[Source records]

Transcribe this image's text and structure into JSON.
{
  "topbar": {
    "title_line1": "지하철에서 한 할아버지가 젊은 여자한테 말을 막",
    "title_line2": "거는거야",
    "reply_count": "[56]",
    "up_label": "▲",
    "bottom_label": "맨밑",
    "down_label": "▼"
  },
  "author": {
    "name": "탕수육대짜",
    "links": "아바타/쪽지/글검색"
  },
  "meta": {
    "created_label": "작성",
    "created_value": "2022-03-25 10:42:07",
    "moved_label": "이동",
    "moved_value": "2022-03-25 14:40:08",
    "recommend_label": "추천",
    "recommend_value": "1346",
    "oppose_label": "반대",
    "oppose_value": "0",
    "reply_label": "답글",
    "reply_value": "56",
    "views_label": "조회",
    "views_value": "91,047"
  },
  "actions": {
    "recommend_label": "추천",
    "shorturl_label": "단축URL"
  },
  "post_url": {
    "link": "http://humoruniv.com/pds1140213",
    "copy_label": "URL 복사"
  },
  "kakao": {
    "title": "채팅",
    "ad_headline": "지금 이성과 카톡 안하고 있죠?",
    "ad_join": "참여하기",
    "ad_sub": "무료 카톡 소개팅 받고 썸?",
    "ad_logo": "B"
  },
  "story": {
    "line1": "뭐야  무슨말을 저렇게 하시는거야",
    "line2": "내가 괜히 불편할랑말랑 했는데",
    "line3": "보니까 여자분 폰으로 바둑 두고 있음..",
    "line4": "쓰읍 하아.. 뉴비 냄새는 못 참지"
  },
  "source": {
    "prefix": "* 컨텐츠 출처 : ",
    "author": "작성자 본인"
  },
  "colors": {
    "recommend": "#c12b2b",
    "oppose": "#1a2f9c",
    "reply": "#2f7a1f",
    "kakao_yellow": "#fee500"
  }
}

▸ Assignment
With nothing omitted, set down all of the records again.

▸ Answer box
Transcribe this image's text and structure into JSON.
{
  "topbar": {
    "title_line1": "지하철에서 한 할아버지가 젊은 여자한테 말을 막",
    "title_line2": "거는거야",
    "reply_count": "[56]",
    "up_label": "▲",
    "bottom_label": "맨밑",
    "down_label": "▼"
  },
  "author": {
    "name": "탕수육대짜",
    "links": "아바타/쪽지/글검색"
  },
  "meta": {
    "created_label": "작성",
    "created_value": "2022-03-25 10:42:07",
    "moved_label": "이동",
    "moved_value": "2022-03-25 14:40:08",
    "recommend_label": "추천",
    "recommend_value": "1346",
    "oppose_label": "반대",
    "oppose_value": "0",
    "reply_label": "답글",
    "reply_value": "56",
    "views_label": "조회",
    "views_value": "91,047"
  },
  "actions": {
    "recommend_label": "추천",
    "shorturl_label": "단축URL"
  },
  "post_url": {
    "link": "http://humoruniv.com/pds1140213",
    "copy_label": "URL 복사"
  },
  "kakao": {
    "title": "채팅",
    "ad_headline": "지금 이성과 카톡 안하고 있죠?",
    "ad_join": "참여하기",
    "ad_sub": "무료 카톡 소개팅 받고 썸?",
    "ad_logo": "B"
  },
  "story": {
    "line1": "뭐야  무슨말을 저렇게 하시는거야",
    "line2": "내가 괜히 불편할랑말랑 했는데",
    "line3": "보니까 여자분 폰으로 바둑 두고 있음..",
    "line4": "쓰읍 하아.. 뉴비 냄새는 못 참지"
  },
  "source": {
    "prefix": "* 컨텐츠 출처 : ",
    "author": "작성자 본인"
  },
  "colors": {
    "recommend": "#c12b2b",
    "oppose": "#1a2f9c",
    "reply": "#2f7a1f",
    "kakao_yellow": "#fee500"
  }
}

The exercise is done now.